Writing about my daily life and capturing it, is an approach that I perform by a work of fragmentation/ erosion of my self and then of reconstruction during the artistic creation of μnarratives, visual and textual artworks projected in video installations, thanks to the memories they arouse.
Indeed, my Life-Time Log (LTL) and Real-Time Log (RTL) diaries reflect the dispersion and the fragmentation of my self which, prey to forgetfulness and recollection, is disseminated in an autobiographical data stack that I have been gathering for years.
I, of course, perceive my self in fragments, but the creation of μnarratives, by juxtaposition of textual and visual data, is a way of mending parts of my identity jigsaw puzzle, implemented through a process of screening and selection, an update of my self when creating μnarratives through my Self-Creation System (SCS).
In this context, passage through me by an artistic implementation turns out to be less a personal identity quest than a self-knowledge quest, as an object of knowledge, Me-Self, and as a subject of knowledge, involved creator, I-self, in an art making process.
The issue of my art-based research is to create μnarratives from autobiographical fragments able to provide clues, to bind episodic memories recovery contexts and specifically those that define the self. To remember is, in this sense, essentially a test of the subjective feeling of the self, extracting knowledge and meanings from personal experiences.
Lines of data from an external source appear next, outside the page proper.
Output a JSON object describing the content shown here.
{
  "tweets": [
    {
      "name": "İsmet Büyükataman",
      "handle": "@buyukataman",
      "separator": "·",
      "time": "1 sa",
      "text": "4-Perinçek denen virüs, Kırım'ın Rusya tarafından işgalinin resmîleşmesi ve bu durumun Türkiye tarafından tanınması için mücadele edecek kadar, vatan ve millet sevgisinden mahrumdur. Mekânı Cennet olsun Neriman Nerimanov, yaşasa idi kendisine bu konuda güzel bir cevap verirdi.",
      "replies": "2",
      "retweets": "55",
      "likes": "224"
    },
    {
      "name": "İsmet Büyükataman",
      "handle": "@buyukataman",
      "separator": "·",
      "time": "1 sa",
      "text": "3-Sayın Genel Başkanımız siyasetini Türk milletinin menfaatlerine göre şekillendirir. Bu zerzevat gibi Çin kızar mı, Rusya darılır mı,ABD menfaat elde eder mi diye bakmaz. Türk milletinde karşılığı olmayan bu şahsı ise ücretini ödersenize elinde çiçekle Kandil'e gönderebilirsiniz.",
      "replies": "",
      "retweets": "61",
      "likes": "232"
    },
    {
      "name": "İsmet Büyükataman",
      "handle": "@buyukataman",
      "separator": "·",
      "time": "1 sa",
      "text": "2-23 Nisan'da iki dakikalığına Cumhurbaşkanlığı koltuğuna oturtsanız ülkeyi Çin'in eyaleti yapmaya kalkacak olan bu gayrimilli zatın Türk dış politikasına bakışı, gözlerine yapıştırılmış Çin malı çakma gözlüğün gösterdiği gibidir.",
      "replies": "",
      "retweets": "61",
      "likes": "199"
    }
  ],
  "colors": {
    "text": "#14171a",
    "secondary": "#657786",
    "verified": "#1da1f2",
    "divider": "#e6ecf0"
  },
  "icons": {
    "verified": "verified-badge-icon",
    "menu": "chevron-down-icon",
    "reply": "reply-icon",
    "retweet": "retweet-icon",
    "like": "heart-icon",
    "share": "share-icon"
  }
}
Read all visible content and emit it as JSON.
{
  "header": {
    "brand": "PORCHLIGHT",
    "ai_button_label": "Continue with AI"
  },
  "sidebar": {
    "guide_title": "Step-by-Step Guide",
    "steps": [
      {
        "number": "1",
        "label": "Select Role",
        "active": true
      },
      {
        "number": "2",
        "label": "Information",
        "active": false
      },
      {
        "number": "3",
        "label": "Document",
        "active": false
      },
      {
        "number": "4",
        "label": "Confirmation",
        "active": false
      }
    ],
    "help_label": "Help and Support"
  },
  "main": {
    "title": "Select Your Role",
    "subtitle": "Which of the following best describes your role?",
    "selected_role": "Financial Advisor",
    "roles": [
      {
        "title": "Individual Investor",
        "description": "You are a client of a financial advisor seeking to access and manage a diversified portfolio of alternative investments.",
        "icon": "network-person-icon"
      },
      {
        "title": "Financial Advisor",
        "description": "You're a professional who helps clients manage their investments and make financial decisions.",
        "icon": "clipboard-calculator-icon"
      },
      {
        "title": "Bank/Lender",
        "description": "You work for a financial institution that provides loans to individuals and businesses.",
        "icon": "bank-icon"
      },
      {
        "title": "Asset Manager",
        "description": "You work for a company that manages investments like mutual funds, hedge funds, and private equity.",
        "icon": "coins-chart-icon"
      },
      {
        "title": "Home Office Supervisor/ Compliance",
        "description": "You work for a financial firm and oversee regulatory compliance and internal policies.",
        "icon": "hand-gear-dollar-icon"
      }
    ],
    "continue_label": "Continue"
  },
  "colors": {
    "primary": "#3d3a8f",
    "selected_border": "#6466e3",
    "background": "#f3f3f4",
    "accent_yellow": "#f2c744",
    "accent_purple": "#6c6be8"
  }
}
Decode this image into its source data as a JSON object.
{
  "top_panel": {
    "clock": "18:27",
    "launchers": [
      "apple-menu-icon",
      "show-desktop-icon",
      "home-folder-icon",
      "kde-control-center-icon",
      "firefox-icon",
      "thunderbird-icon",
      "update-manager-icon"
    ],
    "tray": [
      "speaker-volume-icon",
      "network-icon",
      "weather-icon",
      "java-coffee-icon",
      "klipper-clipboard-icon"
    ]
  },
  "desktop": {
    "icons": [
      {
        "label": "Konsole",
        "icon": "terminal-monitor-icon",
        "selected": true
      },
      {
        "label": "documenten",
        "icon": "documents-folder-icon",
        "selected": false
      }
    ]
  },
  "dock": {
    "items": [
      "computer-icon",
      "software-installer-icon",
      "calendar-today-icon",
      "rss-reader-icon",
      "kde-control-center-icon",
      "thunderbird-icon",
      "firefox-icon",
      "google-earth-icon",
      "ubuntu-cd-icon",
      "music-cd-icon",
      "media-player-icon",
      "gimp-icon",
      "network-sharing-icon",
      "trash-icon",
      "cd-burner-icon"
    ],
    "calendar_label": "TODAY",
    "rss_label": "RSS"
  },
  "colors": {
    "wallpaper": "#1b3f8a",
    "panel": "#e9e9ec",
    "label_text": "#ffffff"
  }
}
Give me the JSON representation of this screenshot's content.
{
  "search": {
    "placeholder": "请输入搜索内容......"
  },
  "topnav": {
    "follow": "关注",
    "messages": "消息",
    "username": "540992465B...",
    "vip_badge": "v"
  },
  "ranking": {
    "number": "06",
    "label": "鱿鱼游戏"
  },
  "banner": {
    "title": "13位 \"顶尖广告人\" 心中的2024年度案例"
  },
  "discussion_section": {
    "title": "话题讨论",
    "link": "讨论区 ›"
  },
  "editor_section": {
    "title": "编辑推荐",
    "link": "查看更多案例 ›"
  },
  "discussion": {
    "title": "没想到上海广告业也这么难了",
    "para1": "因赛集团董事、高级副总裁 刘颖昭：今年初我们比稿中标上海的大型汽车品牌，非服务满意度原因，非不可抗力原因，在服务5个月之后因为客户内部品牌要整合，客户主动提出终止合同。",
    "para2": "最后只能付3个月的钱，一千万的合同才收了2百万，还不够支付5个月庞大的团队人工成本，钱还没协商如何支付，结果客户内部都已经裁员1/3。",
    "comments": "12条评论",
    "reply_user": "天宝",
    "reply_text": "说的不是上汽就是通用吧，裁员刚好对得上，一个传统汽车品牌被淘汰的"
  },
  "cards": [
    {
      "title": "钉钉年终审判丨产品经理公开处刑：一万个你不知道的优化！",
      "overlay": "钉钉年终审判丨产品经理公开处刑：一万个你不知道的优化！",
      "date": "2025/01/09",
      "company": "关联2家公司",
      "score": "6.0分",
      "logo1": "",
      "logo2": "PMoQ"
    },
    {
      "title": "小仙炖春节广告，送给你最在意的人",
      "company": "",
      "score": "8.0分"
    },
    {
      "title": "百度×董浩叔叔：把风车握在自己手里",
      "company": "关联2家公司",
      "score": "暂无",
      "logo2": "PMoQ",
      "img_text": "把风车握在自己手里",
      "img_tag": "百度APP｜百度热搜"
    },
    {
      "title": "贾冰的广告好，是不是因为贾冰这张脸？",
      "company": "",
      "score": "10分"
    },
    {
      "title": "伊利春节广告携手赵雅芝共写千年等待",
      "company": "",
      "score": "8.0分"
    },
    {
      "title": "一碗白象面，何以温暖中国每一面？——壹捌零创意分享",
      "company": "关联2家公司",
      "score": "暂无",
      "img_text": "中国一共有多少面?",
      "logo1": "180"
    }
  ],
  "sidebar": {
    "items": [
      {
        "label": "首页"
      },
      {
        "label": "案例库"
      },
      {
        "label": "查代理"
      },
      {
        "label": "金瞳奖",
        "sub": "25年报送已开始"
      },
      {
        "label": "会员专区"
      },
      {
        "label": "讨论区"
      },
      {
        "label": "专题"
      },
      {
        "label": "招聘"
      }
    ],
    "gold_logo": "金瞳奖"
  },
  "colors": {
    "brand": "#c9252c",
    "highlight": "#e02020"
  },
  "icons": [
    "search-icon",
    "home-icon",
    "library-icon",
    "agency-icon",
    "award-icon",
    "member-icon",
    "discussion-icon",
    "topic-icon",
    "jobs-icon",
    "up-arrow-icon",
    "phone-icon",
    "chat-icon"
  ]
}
Therefore, by making room for a temporality that could be defined as that of the in-between, both subjective (chronesthesia) and pure (Bergson), between synchronicities, remembrance-moments, and diachronicities effects extended in time, it [ temporality] evokes, a μnarrative tends to forge ties between perception, cognition and emotion through a mental journey to the center of my autobiographical memory.